Denosumab Osteoporosis and improved bone density.
Denosumab, a Osteoporosis drug was submitted to the FDA for its approval in February 2009.
On February 18, 2009 Amgen, the company making this drug, announced that "the U.S. Food and Drug Administration (FDA) has accepted Amgen's submission and filed a Biologics License Application (BLA) for denosumab, an investigational RANK Ligand inhibitor. The indications for which Amgen is seeking FDA approval are treatment and prevention of postmenopausal osteoporosis (PMO) in women and treatment and prevention of bone loss in patients undergoing hormone ablation therapy for either prostate or breast cancer."
It was expected that the FDA will complete its review by October of 2009 but apporval was not given until June 2010. Amgen has also submitted applications to market the drug for these same uses in the European Union, Canada, Switzerland, and Australia.
This drug, now marketed in the USA under the name Prolia has in Phase III clinical Trials since 2005. The results appeared very positive.
The drug is administered by injection and is taken in doses several months apart. One study of post menopausal women had some take the drug every three months while others took it at six month intervals. If this drug proveseffective, it would provide a real alternative for those who find oral medications difficult.
Here is information from some of the published studies
1. Researchers at Providence Portland Medical Center, Portland, Oregon, USA conducted a study comparing Denosumab and Alendronate ( widely known under its brand name Fosamax). Their study was published in the New England Journal of Medicine in February 2006.
"Denosumab in post menopausal women with low bone mineral density."
METHODS: The efficacy and safety of subcutaneously administered denosumab were evaluated over a period of 12 months in 412 post menopausal women with low bone mineral density (T score of -1.8 to -4.0 at the lumbar spine or -1.8 to -3.5 at the proximal femur).

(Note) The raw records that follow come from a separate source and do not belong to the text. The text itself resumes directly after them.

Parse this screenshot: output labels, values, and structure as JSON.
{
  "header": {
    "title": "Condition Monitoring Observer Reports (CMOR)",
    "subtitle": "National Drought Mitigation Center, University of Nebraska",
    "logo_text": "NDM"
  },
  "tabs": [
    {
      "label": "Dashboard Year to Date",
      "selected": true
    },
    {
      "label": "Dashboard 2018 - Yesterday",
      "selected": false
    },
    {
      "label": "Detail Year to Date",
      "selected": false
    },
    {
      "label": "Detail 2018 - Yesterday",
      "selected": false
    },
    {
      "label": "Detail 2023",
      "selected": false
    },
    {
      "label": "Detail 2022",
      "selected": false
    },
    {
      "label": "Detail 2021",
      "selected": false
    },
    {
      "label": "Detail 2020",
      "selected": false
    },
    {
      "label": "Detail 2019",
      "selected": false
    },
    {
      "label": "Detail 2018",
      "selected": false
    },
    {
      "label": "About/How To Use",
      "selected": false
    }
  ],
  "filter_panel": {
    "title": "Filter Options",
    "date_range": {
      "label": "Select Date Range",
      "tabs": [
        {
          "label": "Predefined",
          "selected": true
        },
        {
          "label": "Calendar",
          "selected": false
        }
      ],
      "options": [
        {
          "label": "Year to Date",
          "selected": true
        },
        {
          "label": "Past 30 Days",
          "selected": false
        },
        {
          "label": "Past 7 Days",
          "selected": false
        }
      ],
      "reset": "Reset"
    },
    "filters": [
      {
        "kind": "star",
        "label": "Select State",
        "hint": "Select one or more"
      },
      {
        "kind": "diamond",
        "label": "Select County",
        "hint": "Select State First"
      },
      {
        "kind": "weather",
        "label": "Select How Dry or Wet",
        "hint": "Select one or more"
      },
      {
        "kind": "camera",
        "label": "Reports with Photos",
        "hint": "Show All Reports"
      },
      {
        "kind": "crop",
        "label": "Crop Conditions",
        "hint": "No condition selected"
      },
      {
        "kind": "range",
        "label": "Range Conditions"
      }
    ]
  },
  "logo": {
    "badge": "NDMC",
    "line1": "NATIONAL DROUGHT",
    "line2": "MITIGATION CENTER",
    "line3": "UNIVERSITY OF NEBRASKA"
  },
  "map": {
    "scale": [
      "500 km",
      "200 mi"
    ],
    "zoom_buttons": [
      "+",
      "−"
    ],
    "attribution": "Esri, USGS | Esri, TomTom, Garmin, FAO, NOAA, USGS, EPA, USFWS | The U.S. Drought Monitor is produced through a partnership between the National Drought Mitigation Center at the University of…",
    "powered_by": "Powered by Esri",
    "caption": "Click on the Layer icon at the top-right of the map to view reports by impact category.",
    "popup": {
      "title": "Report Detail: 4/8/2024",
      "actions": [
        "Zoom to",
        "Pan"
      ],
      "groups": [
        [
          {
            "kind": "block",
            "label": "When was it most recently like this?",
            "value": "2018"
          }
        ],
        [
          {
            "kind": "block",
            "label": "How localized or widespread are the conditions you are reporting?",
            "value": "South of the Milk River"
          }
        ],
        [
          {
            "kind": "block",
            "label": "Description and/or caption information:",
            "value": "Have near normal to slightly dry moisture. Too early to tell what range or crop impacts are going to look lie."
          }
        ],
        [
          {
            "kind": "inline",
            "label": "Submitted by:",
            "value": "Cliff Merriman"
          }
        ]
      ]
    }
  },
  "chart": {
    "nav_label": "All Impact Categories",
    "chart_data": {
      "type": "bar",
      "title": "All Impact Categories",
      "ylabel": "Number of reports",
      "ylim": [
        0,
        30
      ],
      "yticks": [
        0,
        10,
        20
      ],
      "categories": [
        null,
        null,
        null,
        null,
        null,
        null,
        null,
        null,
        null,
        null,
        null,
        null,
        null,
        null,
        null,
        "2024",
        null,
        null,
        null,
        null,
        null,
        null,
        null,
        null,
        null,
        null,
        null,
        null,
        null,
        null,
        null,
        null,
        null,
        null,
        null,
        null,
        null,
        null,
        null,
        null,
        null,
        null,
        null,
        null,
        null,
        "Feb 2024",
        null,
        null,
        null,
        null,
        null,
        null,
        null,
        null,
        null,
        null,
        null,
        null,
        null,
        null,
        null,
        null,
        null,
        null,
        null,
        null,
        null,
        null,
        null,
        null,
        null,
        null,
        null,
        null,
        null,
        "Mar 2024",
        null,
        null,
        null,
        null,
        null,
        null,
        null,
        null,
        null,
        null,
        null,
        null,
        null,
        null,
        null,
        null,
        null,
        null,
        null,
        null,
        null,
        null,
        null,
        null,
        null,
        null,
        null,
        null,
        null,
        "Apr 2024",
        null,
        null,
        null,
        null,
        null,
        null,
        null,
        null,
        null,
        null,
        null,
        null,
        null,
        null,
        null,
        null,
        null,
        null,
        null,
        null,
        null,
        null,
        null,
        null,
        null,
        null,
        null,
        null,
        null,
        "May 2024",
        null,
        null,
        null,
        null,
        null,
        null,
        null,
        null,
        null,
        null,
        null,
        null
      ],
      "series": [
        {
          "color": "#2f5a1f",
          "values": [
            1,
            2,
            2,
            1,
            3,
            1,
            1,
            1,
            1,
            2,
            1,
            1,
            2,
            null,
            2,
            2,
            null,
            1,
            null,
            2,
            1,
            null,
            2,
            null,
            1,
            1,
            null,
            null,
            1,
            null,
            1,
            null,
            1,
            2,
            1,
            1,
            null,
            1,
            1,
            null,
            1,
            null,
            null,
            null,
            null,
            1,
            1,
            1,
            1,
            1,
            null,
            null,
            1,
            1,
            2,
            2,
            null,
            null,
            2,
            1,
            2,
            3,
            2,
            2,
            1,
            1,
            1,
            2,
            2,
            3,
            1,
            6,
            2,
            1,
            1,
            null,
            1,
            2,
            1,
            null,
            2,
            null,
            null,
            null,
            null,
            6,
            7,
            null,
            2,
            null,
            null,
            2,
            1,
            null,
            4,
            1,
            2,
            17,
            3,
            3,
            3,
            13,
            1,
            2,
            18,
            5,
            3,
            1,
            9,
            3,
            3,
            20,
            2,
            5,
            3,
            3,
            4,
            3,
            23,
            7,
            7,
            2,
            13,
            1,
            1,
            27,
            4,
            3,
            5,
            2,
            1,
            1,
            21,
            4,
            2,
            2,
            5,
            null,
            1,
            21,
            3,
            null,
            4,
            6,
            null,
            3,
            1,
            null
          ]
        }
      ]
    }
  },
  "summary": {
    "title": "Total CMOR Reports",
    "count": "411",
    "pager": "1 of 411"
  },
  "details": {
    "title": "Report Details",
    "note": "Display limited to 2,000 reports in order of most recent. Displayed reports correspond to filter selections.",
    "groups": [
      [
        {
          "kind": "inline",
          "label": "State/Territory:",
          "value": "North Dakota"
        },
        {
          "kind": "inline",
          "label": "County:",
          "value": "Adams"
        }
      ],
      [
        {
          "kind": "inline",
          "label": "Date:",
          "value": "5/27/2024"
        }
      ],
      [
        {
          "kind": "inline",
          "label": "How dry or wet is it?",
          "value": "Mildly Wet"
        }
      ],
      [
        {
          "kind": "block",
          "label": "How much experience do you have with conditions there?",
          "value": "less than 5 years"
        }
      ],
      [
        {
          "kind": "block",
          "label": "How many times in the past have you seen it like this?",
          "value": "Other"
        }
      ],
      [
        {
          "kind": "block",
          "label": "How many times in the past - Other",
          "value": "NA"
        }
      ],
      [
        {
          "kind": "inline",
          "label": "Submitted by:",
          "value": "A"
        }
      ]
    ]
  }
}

Subjects were randomly assigned to receive this new drug either every three months (at a dose of 6, 14, or 30 mg) or every six months (at a dose of 14, 60, 100, or 210 mg), open-label oral alendronate once weekly (at a dose of 70 mg), or placebo. The primary end point was the percentage change from baseline in bone mineral density at the lumbar spine at 12 months. Changes in bone turnover were assessed by measurement of serum and urine telopeptides and bone-specific alkaline phosphatase.
RESULTS: Denosumab treatment for 12 months resulted in an increase in bone mineral density at the lumbar spine of 3.0 to 6.7 percent (as compared with an increase of 4.6 percent with alendronate and a loss of 0.8 percent with placebo), at the total hip of 1.9 to 3.6 percent (as compared with an increase of 2.1 percent with alendronate and a loss of 0.6 percent with placebo), and at the distal third of the radius of 0.4 to 1.3 percent (as compared with decreases of 0.5 percent with alendronate and 2.0 percent with placebo). Near-maximal reductions in mean levels of serum C-telopeptide from baseline were evident three days after the administration of denosumab. The duration of the suppression of bone turnover appeared to be dose-dependent.
2. Another study was done with breast cancer patients. This was published in Clin Cancer Res. Feb. 2006. The researchers concluded that: "A single s.c. dose of denosumab given to patients with multiple myeloma or bone metastases from breast cancer was well tolerated and reduced bone resorption for at least 84 days. The decrease in bone turnover markers was similar in magnitude but more sustained than with i.v. pamidronate."
3. The journal Curr Opin Pharmacol. published a study from Switzerland in June 2006 about the same drug. This study showed that "Denosumab leads to sustained 80-90% reduction of bone resorption markers, much better that achieved with Bisphosphonates (Actonel, Boniva, Fosamax).
These studies seem very positive. Of course the main goal of any Osteopenia or Osteoporosis treatments is not jsut increasing bone density but the prevention of fractures. This goal has taken on new meaning with the recent studies that show womenwith Osteopenia are at as great a risk for fracture as those with Osteoporosis.
It will be interesting to see whether researchers find that in Denosumab's anti-fracture efficacy is as great as or better than the bisphosphonates. I will try to follow the developing researchand keep you informed since this drug could be very useful for those not wanting to use one of the bisphosphonates. Of course if the drug passes all the clinical trials and gets US FDA approval, thedrug company will get media reports out quickly.
Except of the study from Switzerland, I have no information of European Union, Australian or Canadian studiesof this new treatment. If you have scientific studies about this drug from any country outside the USA, please let me know. There is a the contact form AT THE BOTTOM of this about us page. Please use it. Denosumab Information Contact Form and let me know.
If you want to read more about this drug, go to the pagefor Prolia, the name used in the USA
Read about other Osteopenia and Osteoporosis medications
Click here for Natural treatments to reverse bone loss
Page revised 6.14/10